→ Web page and app entries
▼

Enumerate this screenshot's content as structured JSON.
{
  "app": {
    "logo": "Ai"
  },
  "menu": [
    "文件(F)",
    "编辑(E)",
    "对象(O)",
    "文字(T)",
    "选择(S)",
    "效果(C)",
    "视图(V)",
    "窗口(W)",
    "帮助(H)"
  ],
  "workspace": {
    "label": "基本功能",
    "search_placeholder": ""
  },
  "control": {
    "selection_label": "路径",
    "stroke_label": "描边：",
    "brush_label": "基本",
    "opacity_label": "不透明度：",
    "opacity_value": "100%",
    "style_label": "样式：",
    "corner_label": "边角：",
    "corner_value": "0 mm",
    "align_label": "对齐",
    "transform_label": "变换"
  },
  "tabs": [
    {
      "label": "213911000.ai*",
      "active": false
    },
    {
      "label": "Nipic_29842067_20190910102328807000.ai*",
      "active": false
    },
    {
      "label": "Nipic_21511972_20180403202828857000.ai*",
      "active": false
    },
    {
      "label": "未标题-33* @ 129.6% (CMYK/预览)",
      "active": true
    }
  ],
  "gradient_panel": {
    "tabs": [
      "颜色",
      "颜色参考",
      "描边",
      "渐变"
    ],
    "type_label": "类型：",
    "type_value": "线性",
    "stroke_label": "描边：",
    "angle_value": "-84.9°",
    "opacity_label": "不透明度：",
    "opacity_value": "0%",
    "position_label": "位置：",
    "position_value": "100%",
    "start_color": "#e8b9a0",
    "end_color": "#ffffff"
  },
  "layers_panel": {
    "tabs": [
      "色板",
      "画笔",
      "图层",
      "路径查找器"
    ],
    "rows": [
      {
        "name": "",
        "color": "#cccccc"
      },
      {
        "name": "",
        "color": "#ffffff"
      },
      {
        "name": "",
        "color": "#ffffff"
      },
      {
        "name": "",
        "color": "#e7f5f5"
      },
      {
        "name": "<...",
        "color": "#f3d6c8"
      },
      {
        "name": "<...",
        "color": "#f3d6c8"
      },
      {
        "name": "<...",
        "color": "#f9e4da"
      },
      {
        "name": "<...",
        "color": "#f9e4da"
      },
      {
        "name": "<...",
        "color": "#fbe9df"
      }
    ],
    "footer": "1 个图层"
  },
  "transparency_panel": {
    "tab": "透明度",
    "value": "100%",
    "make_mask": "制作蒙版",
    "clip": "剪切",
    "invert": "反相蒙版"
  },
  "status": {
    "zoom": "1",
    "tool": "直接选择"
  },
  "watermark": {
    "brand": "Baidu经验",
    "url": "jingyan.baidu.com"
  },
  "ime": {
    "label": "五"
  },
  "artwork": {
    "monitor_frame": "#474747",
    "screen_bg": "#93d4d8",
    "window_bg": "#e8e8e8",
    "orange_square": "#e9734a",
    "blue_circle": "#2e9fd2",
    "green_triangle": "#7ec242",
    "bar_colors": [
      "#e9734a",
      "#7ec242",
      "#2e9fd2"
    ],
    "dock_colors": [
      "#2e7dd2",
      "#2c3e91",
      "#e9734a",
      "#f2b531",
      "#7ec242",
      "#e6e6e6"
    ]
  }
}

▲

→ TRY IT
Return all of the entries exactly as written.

→ REPLY TO THE EXERCISE
Enumerate this screenshot's content as structured JSON.
{
  "app": {
    "logo": "Ai"
  },
  "menu": [
    "文件(F)",
    "编辑(E)",
    "对象(O)",
    "文字(T)",
    "选择(S)",
    "效果(C)",
    "视图(V)",
    "窗口(W)",
    "帮助(H)"
  ],
  "workspace": {
    "label": "基本功能",
    "search_placeholder": ""
  },
  "control": {
    "selection_label": "路径",
    "stroke_label": "描边：",
    "brush_label": "基本",
    "opacity_label": "不透明度：",
    "opacity_value": "100%",
    "style_label": "样式：",
    "corner_label": "边角：",
    "corner_value": "0 mm",
    "align_label": "对齐",
    "transform_label": "变换"
  },
  "tabs": [
    {
      "label": "213911000.ai*",
      "active": false
    },
    {
      "label": "Nipic_29842067_20190910102328807000.ai*",
      "active": false
    },
    {
      "label": "Nipic_21511972_20180403202828857000.ai*",
      "active": false
    },
    {
      "label": "未标题-33* @ 129.6% (CMYK/预览)",
      "active": true
    }
  ],
  "gradient_panel": {
    "tabs": [
      "颜色",
      "颜色参考",
      "描边",
      "渐变"
    ],
    "type_label": "类型：",
    "type_value": "线性",
    "stroke_label": "描边：",
    "angle_value": "-84.9°",
    "opacity_label": "不透明度：",
    "opacity_value": "0%",
    "position_label": "位置：",
    "position_value": "100%",
    "start_color": "#e8b9a0",
    "end_color": "#ffffff"
  },
  "layers_panel": {
    "tabs": [
      "色板",
      "画笔",
      "图层",
      "路径查找器"
    ],
    "rows": [
      {
        "name": "",
        "color": "#cccccc"
      },
      {
        "name": "",
        "color": "#ffffff"
      },
      {
        "name": "",
        "color": "#ffffff"
      },
      {
        "name": "",
        "color": "#e7f5f5"
      },
      {
        "name": "<...",
        "color": "#f3d6c8"
      },
      {
        "name": "<...",
        "color": "#f3d6c8"
      },
      {
        "name": "<...",
        "color": "#f9e4da"
      },
      {
        "name": "<...",
        "color": "#f9e4da"
      },
      {
        "name": "<...",
        "color": "#fbe9df"
      }
    ],
    "footer": "1 个图层"
  },
  "transparency_panel": {
    "tab": "透明度",
    "value": "100%",
    "make_mask": "制作蒙版",
    "clip": "剪切",
    "invert": "反相蒙版"
  },
  "status": {
    "zoom": "1",
    "tool": "直接选择"
  },
  "watermark": {
    "brand": "Baidu经验",
    "url": "jingyan.baidu.com"
  },
  "ime": {
    "label": "五"
  },
  "artwork": {
    "monitor_frame": "#474747",
    "screen_bg": "#93d4d8",
    "window_bg": "#e8e8e8",
    "orange_square": "#e9734a",
    "blue_circle": "#2e9fd2",
    "green_triangle": "#7ec242",
    "bar_colors": [
      "#e9734a",
      "#7ec242",
      "#2e9fd2"
    ],
    "dock_colors": [
      "#2e7dd2",
      "#2c3e91",
      "#e9734a",
      "#f2b531",
      "#7ec242",
      "#e6e6e6"
    ]
  }
}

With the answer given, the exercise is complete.